What the exercise asks:
Please return every line in the entries below with the word "estes" in it.

Interface dataset entries:
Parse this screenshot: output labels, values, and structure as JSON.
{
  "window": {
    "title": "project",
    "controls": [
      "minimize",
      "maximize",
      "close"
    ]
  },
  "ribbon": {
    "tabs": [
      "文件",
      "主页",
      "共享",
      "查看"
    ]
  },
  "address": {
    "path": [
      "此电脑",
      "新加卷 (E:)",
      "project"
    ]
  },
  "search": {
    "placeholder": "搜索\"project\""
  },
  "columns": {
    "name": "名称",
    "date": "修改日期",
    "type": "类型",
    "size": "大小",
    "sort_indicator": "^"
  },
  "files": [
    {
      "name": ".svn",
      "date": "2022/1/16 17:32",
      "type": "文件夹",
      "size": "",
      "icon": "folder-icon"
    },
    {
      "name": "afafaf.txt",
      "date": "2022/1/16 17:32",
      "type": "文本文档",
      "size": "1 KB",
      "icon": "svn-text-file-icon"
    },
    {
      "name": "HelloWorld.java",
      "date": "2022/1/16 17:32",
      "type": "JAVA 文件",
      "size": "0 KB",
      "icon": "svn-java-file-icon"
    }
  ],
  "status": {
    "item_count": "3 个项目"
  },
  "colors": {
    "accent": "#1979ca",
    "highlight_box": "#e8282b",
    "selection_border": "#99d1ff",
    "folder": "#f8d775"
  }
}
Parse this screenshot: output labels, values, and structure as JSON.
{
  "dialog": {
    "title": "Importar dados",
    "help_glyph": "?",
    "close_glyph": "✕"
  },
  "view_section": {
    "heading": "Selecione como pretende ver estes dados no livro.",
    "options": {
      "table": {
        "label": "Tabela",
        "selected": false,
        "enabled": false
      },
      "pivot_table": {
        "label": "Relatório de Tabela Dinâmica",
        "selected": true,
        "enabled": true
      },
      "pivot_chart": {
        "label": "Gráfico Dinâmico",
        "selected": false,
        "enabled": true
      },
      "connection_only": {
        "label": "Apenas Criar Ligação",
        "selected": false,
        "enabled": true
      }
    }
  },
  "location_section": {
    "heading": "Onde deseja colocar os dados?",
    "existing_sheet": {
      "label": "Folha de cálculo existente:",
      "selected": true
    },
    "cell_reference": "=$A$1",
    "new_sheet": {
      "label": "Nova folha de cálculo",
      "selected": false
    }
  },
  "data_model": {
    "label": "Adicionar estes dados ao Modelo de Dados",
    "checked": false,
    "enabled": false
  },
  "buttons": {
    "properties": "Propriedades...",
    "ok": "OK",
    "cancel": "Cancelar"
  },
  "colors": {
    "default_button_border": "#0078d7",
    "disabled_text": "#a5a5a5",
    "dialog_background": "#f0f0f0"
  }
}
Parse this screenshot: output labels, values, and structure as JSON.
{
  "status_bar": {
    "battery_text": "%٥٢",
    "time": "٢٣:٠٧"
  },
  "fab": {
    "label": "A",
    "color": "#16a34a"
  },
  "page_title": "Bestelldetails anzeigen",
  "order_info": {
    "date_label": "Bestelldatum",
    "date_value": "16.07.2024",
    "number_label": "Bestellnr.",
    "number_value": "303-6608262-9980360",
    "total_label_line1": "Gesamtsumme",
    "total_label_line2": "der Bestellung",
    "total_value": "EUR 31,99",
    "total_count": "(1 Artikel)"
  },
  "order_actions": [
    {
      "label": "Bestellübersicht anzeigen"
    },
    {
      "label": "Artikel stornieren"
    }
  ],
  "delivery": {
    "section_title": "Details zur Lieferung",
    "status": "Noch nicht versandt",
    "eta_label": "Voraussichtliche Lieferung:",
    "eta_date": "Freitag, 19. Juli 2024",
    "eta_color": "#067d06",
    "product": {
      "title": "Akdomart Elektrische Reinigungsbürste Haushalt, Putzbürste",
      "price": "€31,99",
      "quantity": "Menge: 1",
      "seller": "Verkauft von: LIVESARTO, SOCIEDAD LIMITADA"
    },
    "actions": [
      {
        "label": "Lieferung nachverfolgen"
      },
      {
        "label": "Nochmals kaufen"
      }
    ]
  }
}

Task output:
    "heading": "Selecione como pretende ver estes dados no livro.",
    "label": "Adicionar estes dados ao Modelo de Dados",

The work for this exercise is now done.